- What is required: Write out each line of the records that has "title" in it.

- Excerpts from an interface dataset:
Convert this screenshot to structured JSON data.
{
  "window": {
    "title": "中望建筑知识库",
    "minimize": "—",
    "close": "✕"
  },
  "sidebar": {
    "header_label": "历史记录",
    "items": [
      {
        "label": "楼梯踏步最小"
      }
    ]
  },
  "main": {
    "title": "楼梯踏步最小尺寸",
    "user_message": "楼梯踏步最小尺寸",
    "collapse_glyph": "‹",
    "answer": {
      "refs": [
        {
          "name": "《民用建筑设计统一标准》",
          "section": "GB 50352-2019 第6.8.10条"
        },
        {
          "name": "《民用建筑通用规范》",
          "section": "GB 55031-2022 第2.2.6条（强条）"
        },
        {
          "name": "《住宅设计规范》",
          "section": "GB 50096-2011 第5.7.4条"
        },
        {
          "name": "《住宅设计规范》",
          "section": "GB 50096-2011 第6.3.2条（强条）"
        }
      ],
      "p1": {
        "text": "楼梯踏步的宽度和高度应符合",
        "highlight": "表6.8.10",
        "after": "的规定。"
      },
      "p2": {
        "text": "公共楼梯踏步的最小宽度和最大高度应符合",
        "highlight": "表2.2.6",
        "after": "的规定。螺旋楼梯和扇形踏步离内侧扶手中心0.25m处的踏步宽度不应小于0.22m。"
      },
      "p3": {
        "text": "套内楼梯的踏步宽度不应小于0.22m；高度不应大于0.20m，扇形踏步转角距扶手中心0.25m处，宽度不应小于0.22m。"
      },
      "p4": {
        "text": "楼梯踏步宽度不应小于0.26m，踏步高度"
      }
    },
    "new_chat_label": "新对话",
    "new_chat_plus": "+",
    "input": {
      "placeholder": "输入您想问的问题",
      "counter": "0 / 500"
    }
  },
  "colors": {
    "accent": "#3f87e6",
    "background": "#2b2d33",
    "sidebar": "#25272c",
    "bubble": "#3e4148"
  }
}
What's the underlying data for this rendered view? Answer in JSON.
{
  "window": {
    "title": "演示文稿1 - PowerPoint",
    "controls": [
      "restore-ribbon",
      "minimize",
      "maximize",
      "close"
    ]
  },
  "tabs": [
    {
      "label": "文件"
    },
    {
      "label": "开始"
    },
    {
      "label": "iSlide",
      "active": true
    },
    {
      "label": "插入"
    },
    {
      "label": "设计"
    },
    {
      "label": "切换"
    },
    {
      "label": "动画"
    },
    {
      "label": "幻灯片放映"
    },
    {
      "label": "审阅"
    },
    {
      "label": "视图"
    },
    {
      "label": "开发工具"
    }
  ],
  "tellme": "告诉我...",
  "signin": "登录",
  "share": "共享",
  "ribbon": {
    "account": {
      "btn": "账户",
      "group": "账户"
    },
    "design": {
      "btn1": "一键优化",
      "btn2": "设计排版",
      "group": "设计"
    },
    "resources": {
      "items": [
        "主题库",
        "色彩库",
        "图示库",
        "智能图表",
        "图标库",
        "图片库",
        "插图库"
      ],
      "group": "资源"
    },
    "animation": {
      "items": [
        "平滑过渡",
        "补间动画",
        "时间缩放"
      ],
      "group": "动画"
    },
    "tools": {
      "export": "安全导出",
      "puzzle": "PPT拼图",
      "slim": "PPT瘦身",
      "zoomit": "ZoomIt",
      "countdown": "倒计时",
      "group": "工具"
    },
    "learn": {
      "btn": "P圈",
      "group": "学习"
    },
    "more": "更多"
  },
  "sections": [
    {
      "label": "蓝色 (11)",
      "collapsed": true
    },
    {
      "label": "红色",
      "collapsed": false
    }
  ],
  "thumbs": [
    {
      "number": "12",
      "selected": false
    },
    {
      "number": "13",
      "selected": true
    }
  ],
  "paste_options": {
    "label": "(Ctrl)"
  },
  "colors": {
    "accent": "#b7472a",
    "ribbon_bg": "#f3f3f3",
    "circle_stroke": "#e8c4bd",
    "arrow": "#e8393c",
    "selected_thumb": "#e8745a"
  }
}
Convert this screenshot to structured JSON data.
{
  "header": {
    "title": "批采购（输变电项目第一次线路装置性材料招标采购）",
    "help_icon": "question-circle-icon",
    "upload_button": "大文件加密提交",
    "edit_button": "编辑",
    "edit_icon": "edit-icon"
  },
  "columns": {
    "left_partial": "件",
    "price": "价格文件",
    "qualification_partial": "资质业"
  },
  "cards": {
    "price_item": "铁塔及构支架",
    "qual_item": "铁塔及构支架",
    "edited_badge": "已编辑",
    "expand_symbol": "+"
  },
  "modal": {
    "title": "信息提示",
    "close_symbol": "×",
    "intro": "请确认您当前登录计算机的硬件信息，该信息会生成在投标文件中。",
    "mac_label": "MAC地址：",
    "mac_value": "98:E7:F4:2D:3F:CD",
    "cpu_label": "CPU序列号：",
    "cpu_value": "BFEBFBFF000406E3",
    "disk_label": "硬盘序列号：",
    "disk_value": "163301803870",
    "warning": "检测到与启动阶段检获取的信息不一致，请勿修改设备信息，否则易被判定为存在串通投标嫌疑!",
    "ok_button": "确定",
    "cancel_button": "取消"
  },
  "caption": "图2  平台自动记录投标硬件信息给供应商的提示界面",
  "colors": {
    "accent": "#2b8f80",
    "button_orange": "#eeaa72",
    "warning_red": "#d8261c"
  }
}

- Answer below:
    "title": "中望建筑知识库",
    "title": "楼梯踏步最小尺寸",
    "title": "演示文稿1 - PowerPoint",
    "title": "批采购（输变电项目第一次线路装置性材料招标采购）",
    "title": "信息提示",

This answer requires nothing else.